Following the diagnosis, animal shelters in Nanaimo stopped accepting rabbits, veterinary clinics and pet owners increased their biosecurity measures, and rabbit shows were cancelled at the Vancouver Island Exhibition (VIEx). Rabbit breeders were impacted, and in a Richmond animal shelter many rabbits were euthanized as a result of the outbreak. Dr. Gillis explained the RHD is caused by a calicivirus (RHDV) with three major sub-types: RHDV, RHDV1, and RHDV2. It is a fatal hemorrhagic disease with up to 90% mortality from internal bleeding. Death typically occurs within 24-60 hours after infection. The disease is highly species specific and only impacts European rabbits. As an aside, Dr. Gillis pointed out that the virus was used as a biocontrol in Australia to contain the burgeoning rabbit populations on that continent. The RHD virus persists in carcasses for more than 6 weeks and is transmitted by direct contact and coprophagy (eating feces), as well as by flies, scavengers, and predators.
At the VIU campus, the high population density of rabbits before the outbreak significantly increased transmission of the virus. In addition, on-campus feeding of rabbits drew them together which also intensified spread of the disease. Another contributing factor was the migration of turkey vultures, which are well-known scavengers. An interesting finding from the study was that surviving rabbits tended to be dark coloured, and the white, beige, and multi-coloured individuals disappeared. Some of the explanations posed for this result included: a possible genetic link between pelage colour and RHD; a “founder effect” where dark-coloured survivors preferentially contributed their genes to rebuilding the population; and/or selective predation on light-coloured rabbits as the population declined and predators actively sought out prey that stood out against a darker background.
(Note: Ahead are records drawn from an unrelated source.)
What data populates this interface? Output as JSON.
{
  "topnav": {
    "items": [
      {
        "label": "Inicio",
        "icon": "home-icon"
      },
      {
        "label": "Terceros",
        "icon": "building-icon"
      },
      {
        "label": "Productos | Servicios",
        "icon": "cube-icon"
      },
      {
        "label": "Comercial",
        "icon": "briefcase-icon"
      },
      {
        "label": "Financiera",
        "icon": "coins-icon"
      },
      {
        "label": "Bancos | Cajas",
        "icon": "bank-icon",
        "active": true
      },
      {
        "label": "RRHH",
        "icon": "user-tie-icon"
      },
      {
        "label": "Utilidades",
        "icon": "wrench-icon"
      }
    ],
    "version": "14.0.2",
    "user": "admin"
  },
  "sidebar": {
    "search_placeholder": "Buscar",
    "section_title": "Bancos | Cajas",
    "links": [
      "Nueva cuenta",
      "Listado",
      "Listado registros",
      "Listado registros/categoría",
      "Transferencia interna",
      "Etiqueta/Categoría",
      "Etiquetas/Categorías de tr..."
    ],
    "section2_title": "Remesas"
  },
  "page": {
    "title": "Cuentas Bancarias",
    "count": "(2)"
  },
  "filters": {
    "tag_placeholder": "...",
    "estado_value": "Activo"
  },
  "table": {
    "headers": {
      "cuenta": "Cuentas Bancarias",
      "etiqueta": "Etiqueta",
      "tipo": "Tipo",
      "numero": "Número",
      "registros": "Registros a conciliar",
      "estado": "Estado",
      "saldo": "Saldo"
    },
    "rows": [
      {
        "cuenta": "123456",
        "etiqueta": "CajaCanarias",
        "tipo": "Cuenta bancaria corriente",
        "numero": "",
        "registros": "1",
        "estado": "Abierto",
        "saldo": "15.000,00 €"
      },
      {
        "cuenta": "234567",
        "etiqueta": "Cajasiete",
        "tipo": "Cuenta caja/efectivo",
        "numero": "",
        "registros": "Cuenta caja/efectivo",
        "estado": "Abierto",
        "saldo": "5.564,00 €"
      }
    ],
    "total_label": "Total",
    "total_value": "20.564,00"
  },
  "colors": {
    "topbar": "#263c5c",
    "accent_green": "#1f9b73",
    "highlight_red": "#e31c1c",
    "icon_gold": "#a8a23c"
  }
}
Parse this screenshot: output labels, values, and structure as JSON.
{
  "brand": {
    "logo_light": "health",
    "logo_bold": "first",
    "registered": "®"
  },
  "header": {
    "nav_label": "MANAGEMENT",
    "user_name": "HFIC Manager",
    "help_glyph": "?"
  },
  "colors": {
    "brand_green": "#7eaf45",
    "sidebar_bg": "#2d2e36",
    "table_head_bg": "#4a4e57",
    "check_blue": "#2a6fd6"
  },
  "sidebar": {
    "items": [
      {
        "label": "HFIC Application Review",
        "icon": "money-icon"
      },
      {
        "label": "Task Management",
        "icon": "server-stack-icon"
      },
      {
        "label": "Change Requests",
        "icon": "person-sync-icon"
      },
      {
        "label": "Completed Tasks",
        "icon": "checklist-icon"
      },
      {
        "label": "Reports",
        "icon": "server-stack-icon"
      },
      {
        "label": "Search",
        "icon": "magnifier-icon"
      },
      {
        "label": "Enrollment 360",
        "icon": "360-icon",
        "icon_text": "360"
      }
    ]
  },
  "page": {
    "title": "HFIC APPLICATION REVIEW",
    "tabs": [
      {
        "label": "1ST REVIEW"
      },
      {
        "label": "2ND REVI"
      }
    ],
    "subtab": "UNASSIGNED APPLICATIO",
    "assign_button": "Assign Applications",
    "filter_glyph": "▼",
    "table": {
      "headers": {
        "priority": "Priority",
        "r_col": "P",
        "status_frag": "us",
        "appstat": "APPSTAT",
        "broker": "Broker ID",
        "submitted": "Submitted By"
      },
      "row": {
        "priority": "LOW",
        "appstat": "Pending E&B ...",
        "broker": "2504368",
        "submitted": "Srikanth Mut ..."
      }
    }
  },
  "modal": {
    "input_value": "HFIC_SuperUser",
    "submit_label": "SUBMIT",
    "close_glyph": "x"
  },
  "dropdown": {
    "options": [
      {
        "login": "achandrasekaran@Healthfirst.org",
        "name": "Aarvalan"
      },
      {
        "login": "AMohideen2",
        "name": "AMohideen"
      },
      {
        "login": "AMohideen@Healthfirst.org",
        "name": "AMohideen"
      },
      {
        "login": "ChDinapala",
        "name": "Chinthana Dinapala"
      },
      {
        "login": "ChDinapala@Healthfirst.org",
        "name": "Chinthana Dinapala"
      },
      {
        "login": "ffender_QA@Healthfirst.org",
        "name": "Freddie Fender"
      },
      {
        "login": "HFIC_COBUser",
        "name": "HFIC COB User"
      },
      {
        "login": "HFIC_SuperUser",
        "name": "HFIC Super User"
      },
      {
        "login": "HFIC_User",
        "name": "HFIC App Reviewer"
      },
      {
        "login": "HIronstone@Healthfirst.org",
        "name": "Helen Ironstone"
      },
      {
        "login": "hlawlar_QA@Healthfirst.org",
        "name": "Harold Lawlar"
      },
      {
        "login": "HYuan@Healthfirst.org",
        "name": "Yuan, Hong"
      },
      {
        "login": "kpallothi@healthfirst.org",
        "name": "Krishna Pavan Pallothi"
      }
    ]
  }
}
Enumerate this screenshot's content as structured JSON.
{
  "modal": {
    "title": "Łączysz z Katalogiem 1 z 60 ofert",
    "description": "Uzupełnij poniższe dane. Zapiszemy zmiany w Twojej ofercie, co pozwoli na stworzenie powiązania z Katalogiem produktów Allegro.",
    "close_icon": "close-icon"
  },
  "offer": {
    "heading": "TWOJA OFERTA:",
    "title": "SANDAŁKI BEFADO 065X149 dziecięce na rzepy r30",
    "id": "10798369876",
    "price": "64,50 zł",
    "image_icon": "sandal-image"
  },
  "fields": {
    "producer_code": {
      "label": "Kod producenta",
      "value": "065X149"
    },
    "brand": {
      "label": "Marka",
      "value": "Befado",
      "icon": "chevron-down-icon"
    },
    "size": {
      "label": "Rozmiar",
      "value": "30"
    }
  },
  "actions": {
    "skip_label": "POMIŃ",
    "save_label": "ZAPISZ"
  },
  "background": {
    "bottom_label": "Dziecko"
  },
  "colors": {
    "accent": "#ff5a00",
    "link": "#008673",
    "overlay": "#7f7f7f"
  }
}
While the origin of the outbreak at VIU is unknown, it may have come from rabbits “dumped” on campus by pet owners or it may have resulted from rabbits accidentally transported into the area from elsewhere.
Throughout her presentation, Dr. Gillis emphasized the circumstances permitting this unique opportunity to detect and monitor the RHD outbreak on the VIU campus. As part of an ecology course, VIU students have been conducting mark-recapture exercises on the local rabbit population since 2009, providing excellent baseline data showing a steady increase in population size to January 2018 followed by a dramatic collapse in February and March of that year. An inquisitive student found the first dead rabbits and followed up with faculty to determine the probable cause of their demise. Staff from the VIU Health and Safety department and VIU Facilities participated in collecting carcasses and recording deaths, and a local veterinarian diagnosed the RHD virus responsible. This collaboration led to the early detection of the outbreak and the ability to quantify the disease’s immediate impact.